Required work. For the entries below, return the line holding "Parse this screenshot: output" together with all lines after it, unchanged, and leave every picture out.

┌──

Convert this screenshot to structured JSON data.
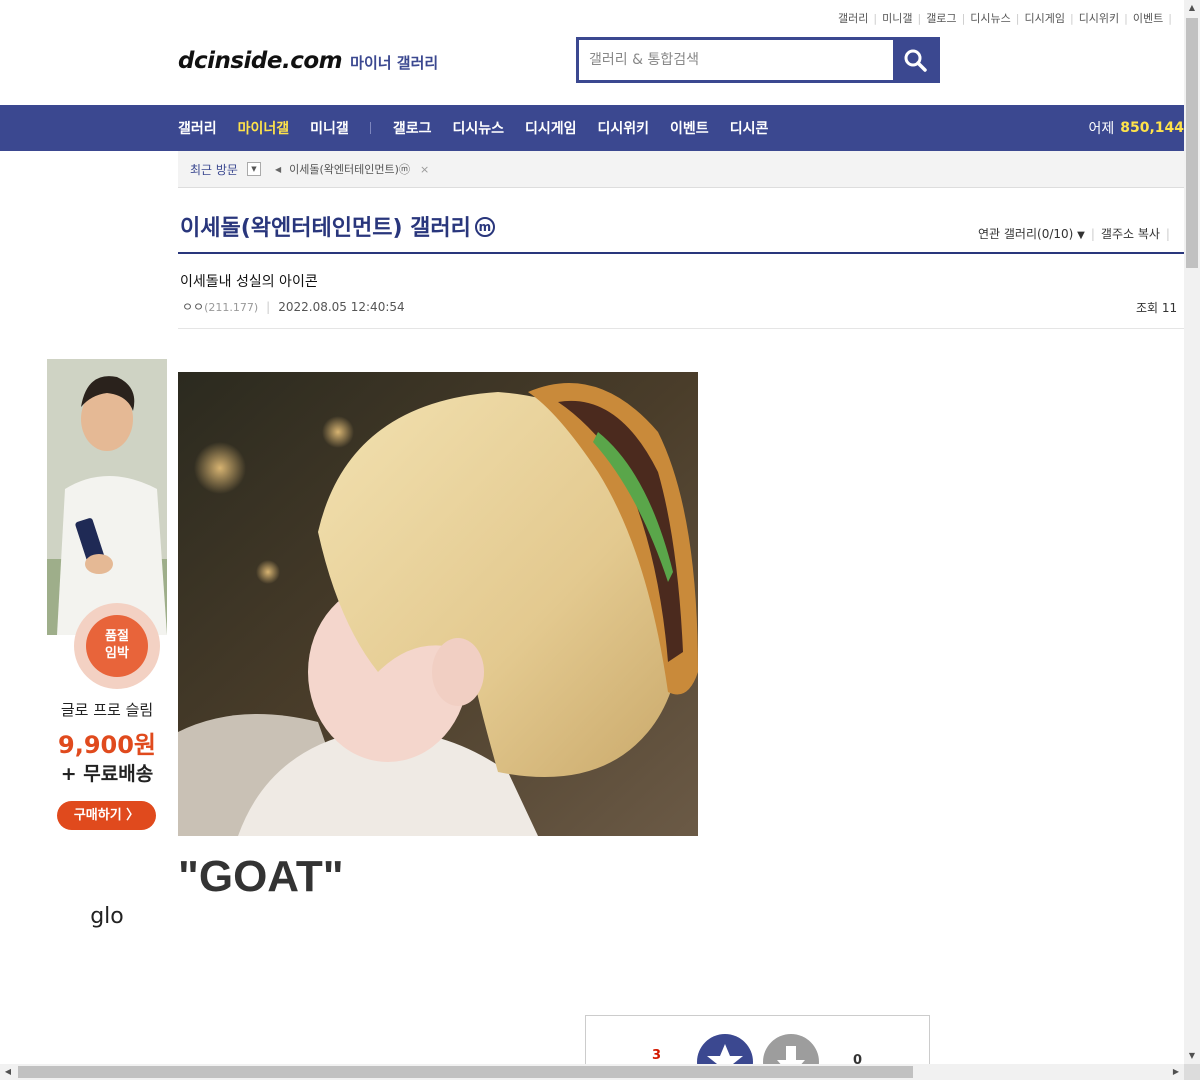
{
  "top_links": [
    "갤러리",
    "미니갤",
    "갤로그",
    "디시뉴스",
    "디시게임",
    "디시위키",
    "이벤트"
  ],
  "header": {
    "brand": "dcinside.com",
    "subtitle": "마이너 갤러리",
    "search_placeholder": "갤러리 & 통합검색",
    "search_icon": "search-icon"
  },
  "nav": {
    "items": [
      "갤러리",
      "마이너갤",
      "미니갤",
      "갤로그",
      "디시뉴스",
      "디시게임",
      "디시위키",
      "이벤트",
      "디시콘"
    ],
    "active_index": 1,
    "count_label": "어제",
    "count_value": "850,144"
  },
  "recent": {
    "label": "최근 방문",
    "item": "이세돌(왁엔터테인먼트)",
    "item_badge": "ⓜ",
    "close": "×"
  },
  "gallery": {
    "title": "이세돌(왁엔터테인먼트) 갤러리",
    "badge": "m",
    "related": "연관 갤러리(0/10)",
    "copy_address": "갤주소 복사"
  },
  "post": {
    "title": "이세돌내 성실의 아이콘",
    "author": "ㅇㅇ",
    "ip": "(211.177)",
    "date": "2022.08.05 12:40:54",
    "views_label": "조회 11",
    "body": "\"GOAT\""
  },
  "ad": {
    "badge": "품절\n임박",
    "line1": "글로 프로 슬림",
    "price": "9,900원",
    "line3": "+ 무료배송",
    "buy": "구매하기 〉",
    "logo": "glo"
  },
  "recommend": {
    "up_count": "3",
    "down_count": "0"
  },
  "colors": {
    "brand": "#3b4890",
    "active_nav": "#ffe34a",
    "ad_accent": "#e04a1d"
  }
}
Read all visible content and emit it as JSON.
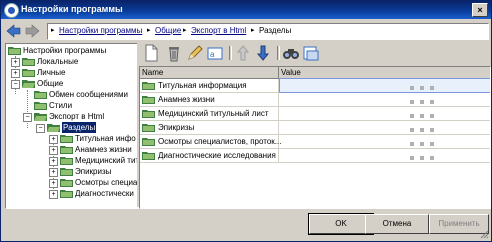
{
  "window": {
    "title": "Настройки программы",
    "close_glyph": "×"
  },
  "breadcrumb": {
    "items": [
      "Настройки программы",
      "Общие",
      "Экспорт в Html",
      "Разделы"
    ],
    "separator": "▸"
  },
  "tree": {
    "items": [
      {
        "label": "Настройки программы",
        "level": 0
      },
      {
        "label": "Локальные",
        "level": 1,
        "expander": "+"
      },
      {
        "label": "Личные",
        "level": 1,
        "expander": "+"
      },
      {
        "label": "Общие",
        "level": 1,
        "expander": "−"
      },
      {
        "label": "Обмен сообщениями",
        "level": 2
      },
      {
        "label": "Стили",
        "level": 2
      },
      {
        "label": "Экспорт в Html",
        "level": 2,
        "expander": "−"
      },
      {
        "label": "Разделы",
        "level": 3,
        "expander": "−",
        "selected": true
      },
      {
        "label": "Титульная инфо",
        "level": 4,
        "expander": "+"
      },
      {
        "label": "Анамнез жизни",
        "level": 4,
        "expander": "+"
      },
      {
        "label": "Медицинский тит",
        "level": 4,
        "expander": "+"
      },
      {
        "label": "Эпикризы",
        "level": 4,
        "expander": "+"
      },
      {
        "label": "Осмотры специа",
        "level": 4,
        "expander": "+"
      },
      {
        "label": "Диагностически",
        "level": 4,
        "expander": "+"
      }
    ]
  },
  "toolbar": {
    "buttons": [
      "new-document-icon",
      "delete-icon",
      "edit-pencil-icon",
      "rename-icon",
      "move-up-icon",
      "move-down-icon",
      "find-icon",
      "properties-icon"
    ]
  },
  "grid": {
    "columns": [
      "Name",
      "Value"
    ],
    "rows": [
      {
        "name": "Титульная информация",
        "selected": true
      },
      {
        "name": "Анамнез жизни"
      },
      {
        "name": "Медицинский титульный лист"
      },
      {
        "name": "Эпикризы"
      },
      {
        "name": "Осмотры специалистов, проток..."
      },
      {
        "name": "Диагностические исследования"
      }
    ]
  },
  "buttons": {
    "ok": "OK",
    "cancel": "Отмена",
    "apply": "Применить"
  },
  "colors": {
    "title_bar": "#0a246a",
    "selection": "#0a246a",
    "folder": "#3f7f3f"
  }
}
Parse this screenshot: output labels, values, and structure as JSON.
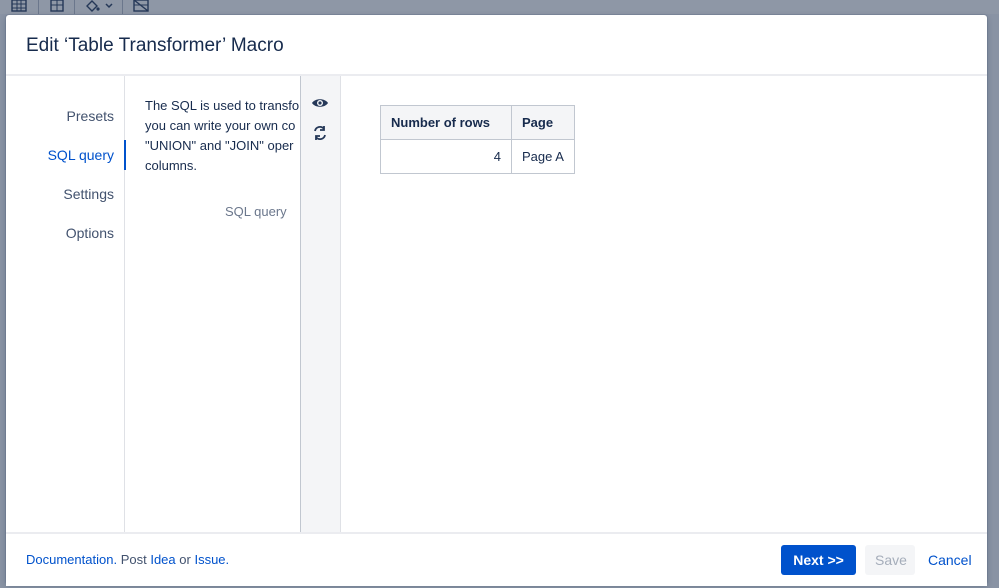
{
  "modal": {
    "title": "Edit ‘Table Transformer’ Macro"
  },
  "nav": {
    "items": [
      {
        "label": "Presets",
        "active": false
      },
      {
        "label": "SQL query",
        "active": true
      },
      {
        "label": "Settings",
        "active": false
      },
      {
        "label": "Options",
        "active": false
      }
    ]
  },
  "description": {
    "lines": [
      "The SQL is used to transfo",
      "you can write your own co",
      "\"UNION\" and \"JOIN\" oper",
      "columns."
    ],
    "field_label": "SQL query"
  },
  "tools": {
    "preview_icon": "eye-icon",
    "refresh_icon": "refresh-icon"
  },
  "result_table": {
    "headers": [
      "Number of rows",
      "Page"
    ],
    "rows": [
      [
        "4",
        "Page A"
      ]
    ]
  },
  "footer": {
    "documentation": "Documentation.",
    "post": "Post",
    "idea": "Idea",
    "or": "or",
    "issue": "Issue.",
    "next_label": "Next >>",
    "save_label": "Save",
    "cancel_label": "Cancel"
  },
  "colors": {
    "accent": "#0052cc",
    "overlay": "#8993a4"
  }
}
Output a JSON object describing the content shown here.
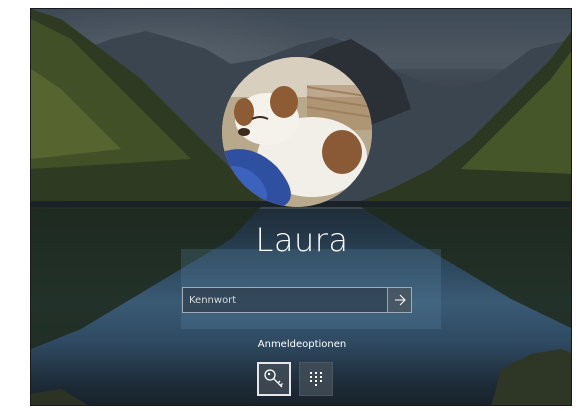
{
  "user": {
    "name": "Laura",
    "avatar_icon": "user-avatar"
  },
  "password": {
    "placeholder": "Kennwort",
    "value": ""
  },
  "submit_icon": "arrow-right-icon",
  "signin_options": {
    "label": "Anmeldeoptionen",
    "items": [
      {
        "icon": "key-icon",
        "selected": true
      },
      {
        "icon": "pin-keypad-icon",
        "selected": false
      }
    ]
  }
}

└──

Answer to the exercise.
Parse this screenshot: output labels, values, and structure as JSON.
{
  "modal": {
    "title": "Edit ‘Table Transformer’ Macro"
  },
  "nav": {
    "items": [
      {
        "label": "Presets",
        "active": false
      },
      {
        "label": "SQL query",
        "active": true
      },
      {
        "label": "Settings",
        "active": false
      },
      {
        "label": "Options",
        "active": false
      }
    ]
  },
  "description": {
    "lines": [
      "The SQL is used to transfo",
      "you can write your own co",
      "\"UNION\" and \"JOIN\" oper",
      "columns."
    ],
    "field_label": "SQL query"
  },
  "tools": {
    "preview_icon": "eye-icon",
    "refresh_icon": "refresh-icon"
  },
  "result_table": {
    "headers": [
      "Number of rows",
      "Page"
    ],
    "rows": [
      [
        "4",
        "Page A"
      ]
    ]
  },
  "footer": {
    "documentation": "Documentation.",
    "post": "Post",
    "idea": "Idea",
    "or": "or",
    "issue": "Issue.",
    "next_label": "Next >>",
    "save_label": "Save",
    "cancel_label": "Cancel"
  },
  "colors": {
    "accent": "#0052cc",
    "overlay": "#8993a4"
  }
}
Output a JSON object describing the content shown here.
{
  "user": {
    "name": "Laura",
    "avatar_icon": "user-avatar"
  },
  "password": {
    "placeholder": "Kennwort",
    "value": ""
  },
  "submit_icon": "arrow-right-icon",
  "signin_options": {
    "label": "Anmeldeoptionen",
    "items": [
      {
        "icon": "key-icon",
        "selected": true
      },
      {
        "icon": "pin-keypad-icon",
        "selected": false
      }
    ]
  }
}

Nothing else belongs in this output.